The party who starts a civil suit is called the Plaintiff. The party against whom a suit is brought against is called the Defendant. The lawsuit is started by delivery to the Defendant (called Service) of two documents: The Summons and the Complaint.
The Summons does just that: It calls the Defendant before the Court.
The Complaint also does what its name suggests: it lists the Plaintiff’s complaints against the Defendant. It will claim that the Defendant has committed some wrong against the Plaintiff, such as causing bodily injury or property damage or depriving the Plaintiff of something.
The Complaint will also ask the Court for relief (a remedy for the wrong), such as an award of damages (money) to repay the Plaintiff for his or her loss, or an Order to the Defendant to do something or stop doing something.
The Defendant responds to the Complaint with a document called an Answer, which responds to the Plaintiff’s claims, and explains why the Defendant believes the claim is untrue.
All of these documents, called Pleadings, are exchanged between the parties before the trial begins.
This describes a very simple civil case. It can be more complicated. There may be more than one Plaintiff or Defendant. The Defendant may also be asking for damages from the Plaintiff (a Counter-Claim), or from another Defendant (a Cross-Claim) or from someone else not originally involved but later added to the case (a third- party Defendant).
The Plaintiff or Defendant may not be individuals; they may instead be partnerships or corporations. A government (city, state, federal) may be a Plaintiff or Defendant. Whoever the parties are, the purpose of a civil trial is to decide disputes between them.
The parties of a criminal trial are to determine whether or not the Defendant has committed the crime he/she was charged with.
A criminal case is brought by the government in the name of The People because a crime is a violation of a law or a rule of conduct, established by the people as a whole to keep order in the community.
A criminal case is usually prosecuted by the county prosecuting attorney, representing the people of the State (or by the city attorney, if the law involved is a city ordinance).

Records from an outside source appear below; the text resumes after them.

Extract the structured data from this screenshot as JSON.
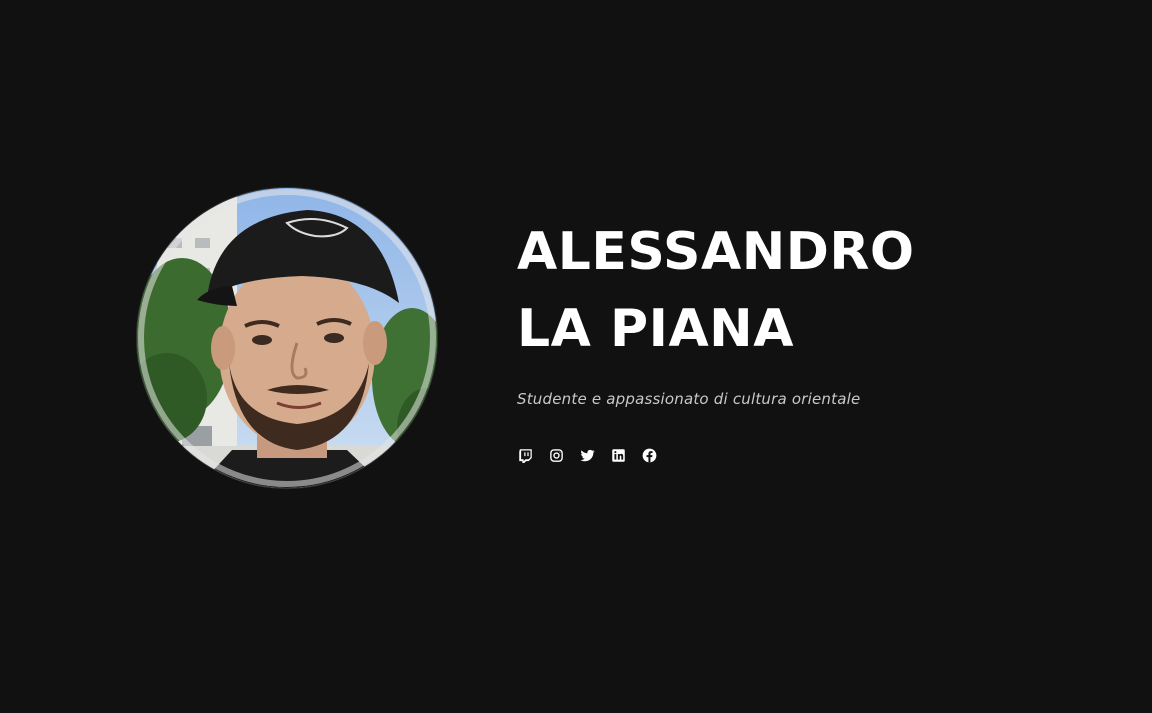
{
  "profile": {
    "name_line1": "ALESSANDRO",
    "name_line2": "LA PIANA",
    "tagline": "Studente e appassionato di cultura orientale"
  },
  "social": [
    {
      "icon": "twitch-icon"
    },
    {
      "icon": "instagram-icon"
    },
    {
      "icon": "twitter-icon"
    },
    {
      "icon": "linkedin-icon"
    },
    {
      "icon": "facebook-icon"
    }
  ],
  "colors": {
    "background": "#111111",
    "text": "#ffffff",
    "tagline": "#c8c8c8"
  }
}
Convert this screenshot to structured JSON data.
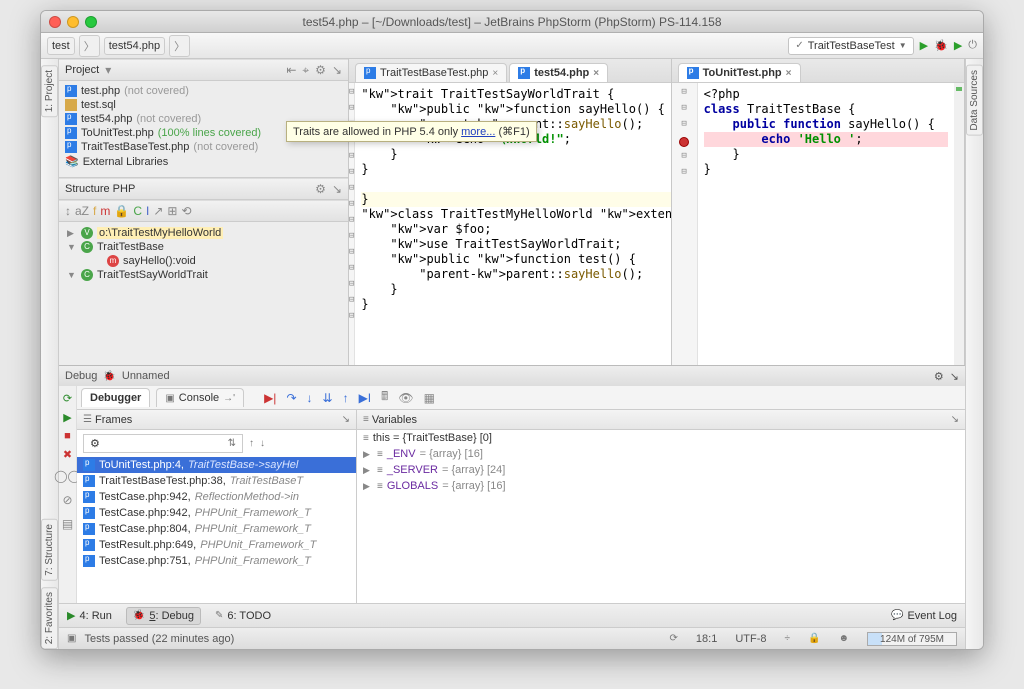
{
  "window_title": "test54.php – [~/Downloads/test] – JetBrains PhpStorm (PhpStorm) PS-114.158",
  "breadcrumb": {
    "root": "test",
    "file": "test54.php"
  },
  "run_config": "TraitTestBaseTest",
  "left_rail": {
    "project": "1: Project",
    "structure": "7: Structure",
    "favorites": "2: Favorites"
  },
  "right_rail": {
    "data": "Data Sources"
  },
  "project_panel": {
    "title": "Project",
    "files": [
      {
        "name": "test.php",
        "note": "(not covered)",
        "type": "php"
      },
      {
        "name": "test.sql",
        "note": "",
        "type": "sql"
      },
      {
        "name": "test54.php",
        "note": "(not covered)",
        "type": "php"
      },
      {
        "name": "ToUnitTest.php",
        "note": "(100% lines covered)",
        "type": "php",
        "green": true
      },
      {
        "name": "TraitTestBaseTest.php",
        "note": "(not covered)",
        "type": "php"
      },
      {
        "name": "External Libraries",
        "note": "",
        "type": "lib"
      }
    ]
  },
  "tooltip": {
    "text": "Traits are allowed in PHP 5.4 only ",
    "link": "more...",
    "key": "(⌘F1)"
  },
  "structure_panel": {
    "title": "Structure PHP",
    "items": [
      {
        "kind": "obj",
        "label": "o:\\TraitTestMyHelloWorld",
        "sel": true
      },
      {
        "kind": "class",
        "label": "TraitTestBase",
        "expanded": true
      },
      {
        "kind": "method",
        "label": "sayHello():void",
        "indent": true
      },
      {
        "kind": "trait",
        "label": "TraitTestSayWorldTrait",
        "expanded": true
      }
    ]
  },
  "editor_left": {
    "tabs": [
      {
        "label": "TraitTestBaseTest.php",
        "active": false
      },
      {
        "label": "test54.php",
        "active": true
      }
    ],
    "code_lines": [
      "trait TraitTestSayWorldTrait {",
      "    public function sayHello() {",
      "        parent::sayHello();",
      "        echo \"\\nWorld!\";",
      "    }",
      "}",
      "",
      "",
      "class TraitTestMyHelloWorld extends Trai",
      "    var $foo;",
      "    use TraitTestSayWorldTrait;",
      "    public function test() {",
      "        parent::sayHello();",
      "    }",
      "}"
    ]
  },
  "editor_right": {
    "tabs": [
      {
        "label": "ToUnitTest.php",
        "active": true
      }
    ],
    "code_lines": [
      "<?php",
      "class TraitTestBase {",
      "    public function sayHello() {",
      "        echo 'Hello ';",
      "    }",
      "}"
    ],
    "breakpoint_line": 4
  },
  "debug": {
    "header": "Debug",
    "session": "Unnamed",
    "tabs": {
      "debugger": "Debugger",
      "console": "Console"
    },
    "frames_title": "Frames",
    "vars_title": "Variables",
    "thread_icon": "⚙",
    "frames": [
      {
        "file": "ToUnitTest.php:4",
        "meta": "TraitTestBase->sayHel",
        "sel": true
      },
      {
        "file": "TraitTestBaseTest.php:38",
        "meta": "TraitTestBaseT"
      },
      {
        "file": "TestCase.php:942",
        "meta": "ReflectionMethod->in"
      },
      {
        "file": "TestCase.php:942",
        "meta": "PHPUnit_Framework_T"
      },
      {
        "file": "TestCase.php:804",
        "meta": "PHPUnit_Framework_T"
      },
      {
        "file": "TestResult.php:649",
        "meta": "PHPUnit_Framework_T"
      },
      {
        "file": "TestCase.php:751",
        "meta": "PHPUnit_Framework_T"
      }
    ],
    "this_var": "this = {TraitTestBase} [0]",
    "vars": [
      {
        "name": "_ENV",
        "val": "= {array} [16]"
      },
      {
        "name": "_SERVER",
        "val": "= {array} [24]"
      },
      {
        "name": "GLOBALS",
        "val": "= {array} [16]"
      }
    ]
  },
  "bottom": {
    "run": "4: Run",
    "debug": "5: Debug",
    "todo": "6: TODO",
    "eventlog": "Event Log"
  },
  "status": {
    "msg": "Tests passed (22 minutes ago)",
    "pos": "18:1",
    "enc": "UTF-8",
    "mem": "124M of 795M"
  }
}
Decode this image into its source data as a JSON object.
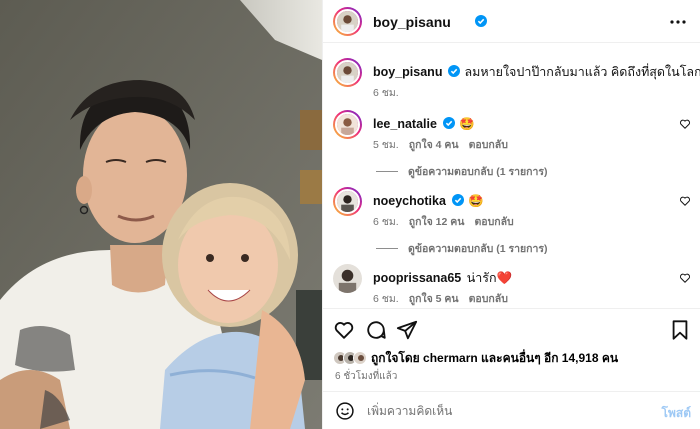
{
  "post": {
    "username": "boy_pisanu",
    "more_icon": "more-horizontal-icon"
  },
  "caption": {
    "username": "boy_pisanu",
    "text": "ลมหายใจปาป๊ากลับมาแล้ว คิดถึงที่สุดในโลกเลยลูก",
    "emoji": "❤️",
    "time": "6 ชม."
  },
  "comments": [
    {
      "username": "lee_natalie",
      "verified": true,
      "text": "🤩",
      "time": "5 ชม.",
      "likes": "ถูกใจ 4 คน",
      "reply": "ตอบกลับ",
      "view_replies": "ดูข้อความตอบกลับ (1 รายการ)"
    },
    {
      "username": "noeychotika",
      "verified": true,
      "text": "🤩",
      "time": "6 ชม.",
      "likes": "ถูกใจ 12 คน",
      "reply": "ตอบกลับ",
      "view_replies": "ดูข้อความตอบกลับ (1 รายการ)"
    },
    {
      "username": "pooprissana65",
      "verified": false,
      "text": "น่ารัก",
      "emoji": "❤️",
      "time": "6 ชม.",
      "likes": "ถูกใจ 5 คน",
      "reply": "ตอบกลับ"
    }
  ],
  "likes_summary": "ถูกใจโดย chermarn และคนอื่นๆ อีก 14,918 คน",
  "timestamp": "6 ชั่วโมงที่แล้ว",
  "add_comment": {
    "placeholder": "เพิ่มความคิดเห็น",
    "post_label": "โพสต์"
  },
  "colors": {
    "verified": "#0095f6",
    "heart_red": "#ed1c2e",
    "post_disabled": "#9ec9f5",
    "secondary_text": "#737373"
  }
}
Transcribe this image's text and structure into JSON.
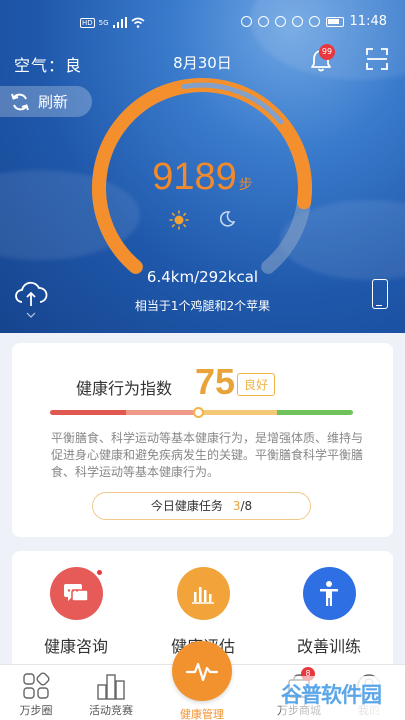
{
  "status_bar": {
    "time": "11:48",
    "network": "5G",
    "hd": "HD"
  },
  "header": {
    "air_quality": "空气：良",
    "date": "8月30日",
    "notification_count": "99"
  },
  "refresh_label": "刷新",
  "steps": {
    "value": "9189",
    "unit": "步",
    "progress": 0.85
  },
  "distance_calories": "6.4km/292kcal",
  "equivalent": "相当于1个鸡腿和2个苹果",
  "health_index": {
    "label": "健康行为指数",
    "score": "75",
    "rating": "良好",
    "marker_position": 0.49,
    "segment_colors": [
      "#e0584f",
      "#ef9a86",
      "#f3c977",
      "#6fc25b"
    ],
    "description": "平衡膳食、科学运动等基本健康行为，是增强体质、维持与促进身心健康和避免疾病发生的关键。平衡膳食科学平衡膳食、科学运动等基本健康行为。",
    "task_label": "今日健康任务",
    "task_done": "3",
    "task_total": "/8"
  },
  "features": [
    {
      "label": "健康咨询",
      "icon": "chat-icon",
      "color": "#e65a57"
    },
    {
      "label": "健康评估",
      "icon": "bar-chart-icon",
      "color": "#f2a33a"
    },
    {
      "label": "改善训练",
      "icon": "person-icon",
      "color": "#2f6fe4"
    }
  ],
  "nav": {
    "items": [
      "万步圈",
      "活动竞赛",
      "健康管理",
      "万步商城",
      "我的"
    ],
    "mall_badge": "8",
    "active_color": "#f2922e"
  },
  "watermark": "谷普软件园"
}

The charges against the Defendant are listed in a document filed before the trial, called an “Information” if the charges are filed by the prosecuting attorney, or an “Indictment” if the charges are made by a grand jury. Most criminal cases are filed by the prosecuting attorney.
An Information or Indictment may include several “Counts” (charges or accusations), but each Count must be stated separately. For example, one Count may charge that the Defendant robbed someone (the Complainant); while a second Count may charge that the Defendant also assaulted the Compla.
After the Information is filed, but before the trial, the Defendant is arraigned–brought before a Judge to be informed of the charges–at which time the Defendant is asked to plead Guilty or Not Guilty to each Count separately.
There are other differences between civil and criminal cases, too many to be discussed in this booklet. The Judge will explain the specific rules governing the trial in which you will participate as a juror. If you do not understand something, or if you have any questions about any of the Judge’s instructions, you are free to ask the Judge for further explanation. In fact it’s your duty to ask.